Elisabeth Molin‘s practice gives a thought-provoking view into how lens based media inform and is put to use in a contemporary art practice. Her work deals with slips in perception, time warps and bodily displacements, often materialised as video, photography, installation and performance. Looking beyond the seamless ideology of the world we live in, her work finds multiple jarring contradictions, dislocations, asymmetries and quiet injustices.
“The dark inklike substance ran down my finger. Had it not been for the stark smell, I would have licked it. The opacity of its blackness felt very sensual. And in my mind the oil naturally connected to the material of the leather shoes that held the liquid, bending the fluid into something solid, without hesitation or tension. I definitely wouldn’t have been surprised had the shoes themselves been an incarnation of the plasticity of oil. It spurred me to think about the intricate feedback loops between our bodies, senses and how we extend into the world and to the objects and technical prostheses around us. You think you are the one operating the broom stick – but maybe it also operates you through its discrete behavioural control. The crows are attracted to the image of themselves, their copy.

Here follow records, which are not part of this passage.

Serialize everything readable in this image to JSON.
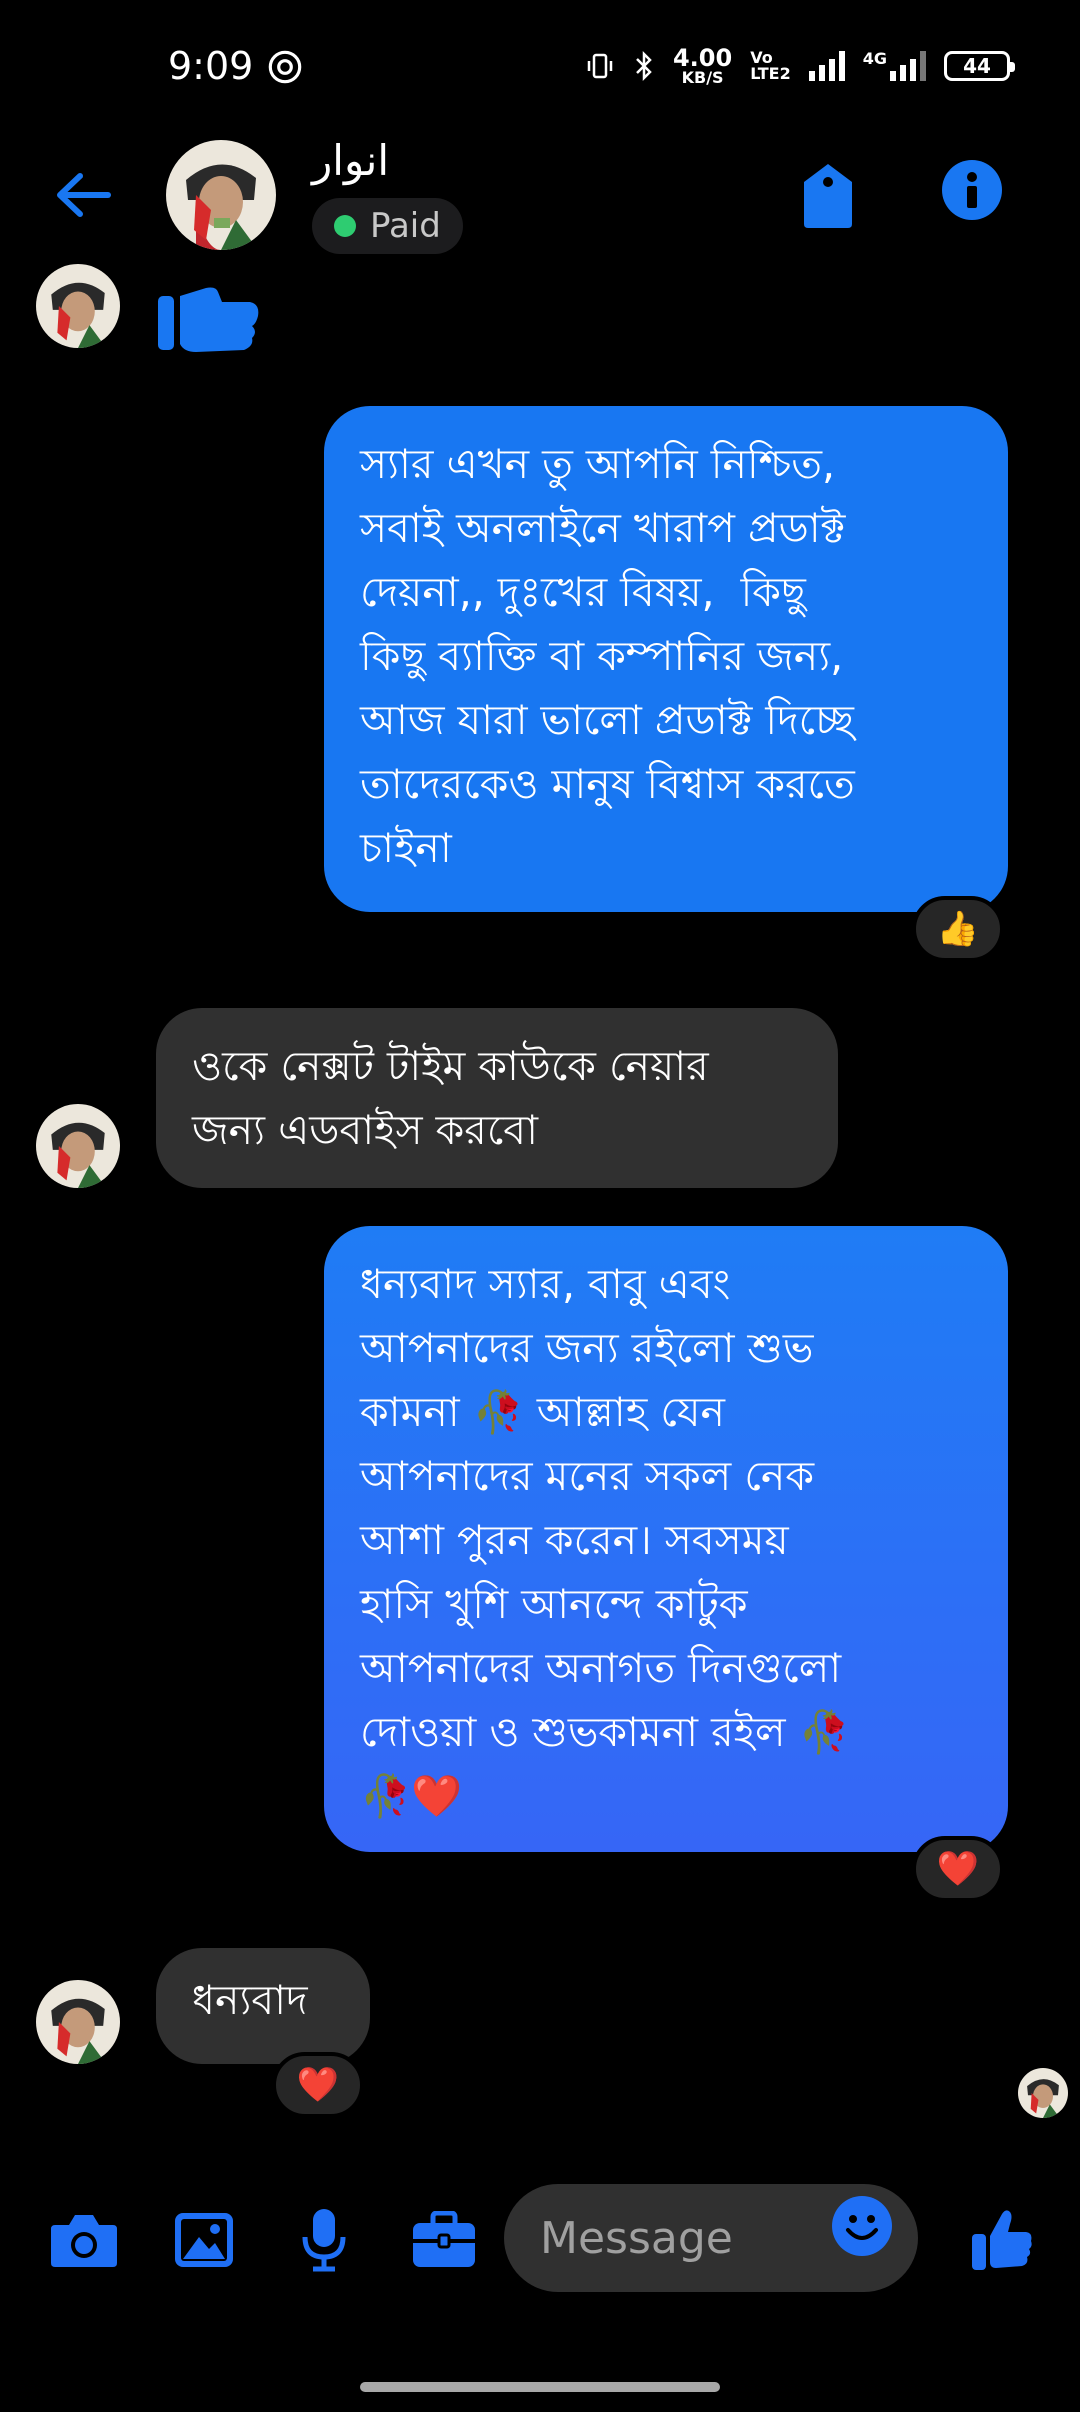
{
  "status_bar": {
    "time": "9:09",
    "net_speed_value": "4.00",
    "net_speed_unit": "KB/S",
    "volte_top": "Vo",
    "volte_bottom": "LTE2",
    "network_type": "4G",
    "battery": "44"
  },
  "header": {
    "contact_name": "انوار",
    "badge_label": "Paid",
    "badge_dot_color": "#2ecc71",
    "accent_color": "#1977f2",
    "icons": [
      "back-arrow-icon",
      "tag-icon",
      "info-icon"
    ]
  },
  "messages": [
    {
      "direction": "outgoing",
      "text": "স্যার এখন তু আপনি নিশ্চিত,\nসবাই অনলাইনে খারাপ প্রডাক্ট\nদেয়না,, দুঃখের বিষয়,  কিছু\nকিছু ব্যাক্তি বা কম্পানির জন্য,\nআজ যারা ভালো প্রডাক্ট দিচ্ছে\nতাদেরকেও মানুষ বিশ্বাস করতে\nচাইনা",
      "reaction": "👍"
    },
    {
      "direction": "incoming",
      "text": "ওকে নেক্সট টাইম কাউকে নেয়ার\nজন্য এডবাইস করবো"
    },
    {
      "direction": "outgoing",
      "text": "ধন্যবাদ স্যার, বাবু এবং\nআপনাদের জন্য রইলো শুভ\nকামনা 🥀 আল্লাহ যেন\nআপনাদের মনের সকল নেক\nআশা পুরন করেন। সবসময়\nহাসি খুশি আনন্দে কাটুক\nআপনাদের অনাগত দিনগুলো\nদোওয়া ও শুভকামনা রইল 🥀\n🥀❤️",
      "reaction": "❤️"
    },
    {
      "direction": "incoming",
      "text": "ধন্যবাদ",
      "reaction": "❤️"
    }
  ],
  "composer": {
    "placeholder": "Message",
    "icons": [
      "camera-icon",
      "image-icon",
      "microphone-icon",
      "briefcase-icon",
      "emoji-icon",
      "like-icon"
    ]
  }
}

The shoes standing on the floor are the material double of a pair of shoes appearing in the dream of a night guard, interviewed by Molin. My encounter with them and the dark liquid inside them along with the image of a glass of milk with oil pouring into it made me think of the different ways of making connections between things, in symbolic, metaphorical or metonymical registers, on a practical or imagined level. What meaning may that dark fluid carry? If the guard were to put his feet into the shoes, it would undoubtedly soak his socks and stain the floor. Is it a metaphor for his hesitance towards walking around in the dark – or simply an image of the fact that he does exactly that?
Elisabeth Molin’s works create room for imagination and speculation in focusing on the connections between what is physically present and what is there in a mediated form, as an image, a copy, a shadow. Oil and milk, however different, share qualities that may turn them both into metonymies of production and reproduction. Cows are excellent machines, philosopher Vilém Flusser reminds us, as “prototypes of future machines that will be designed by advanced technology and informed by ecology. In effect, we may state that, as of now, cows are the triumph of a technology that points to the future.”1 The ways in which our existence is entangled with the substance of oil is dizzying. As a means of transport, of heat, of plastic products and closely connected to lethal politics, oil shows us the way into an apocalyptic present and future, while being a biproduct of past forms of life inhabiting this earth. Being opaque substances without colour, milk and oil pose as each other’s contrast or reflection, when mixed we find ourselves in the grey area of uncertainty.
Molin’s works turn attention to the edges of perception, of what can be sensed and known: the inlets of the filmstrip carrying colour codes, but not disclosing what is on it, images of a burning camera and the reflection of a person, blurring hierarchies between background and foreground. We are here in full daylight, surrounded by things and the representations of things, but just behind that lurks darkness and nothingness. On the brinks of certainty, we may find objects moving that we thought were still, discover the shadow existence of things or cherish the seemingly insignificant movements of a fly cleaning itself.”
Exhibition text by Anne Kølbæk Iversen
Molin has had exhibitions at Wiels, Brussels; Sundy, London; Sixty Eight Institute, Copenhagen; Austrian Cultural Forum, London and Danish Cultural Institute, Edinburgh, among others. She has shown her videos as part of the 32nd Images Festival in Toronto, the 31 Stuttgarter Filmwinter in Stuttgart and the 7th Medrar Video Festival in Cairo.
The exhibition is generously supported by Malmö Stad, the Swedish Arts Council and Arts Council England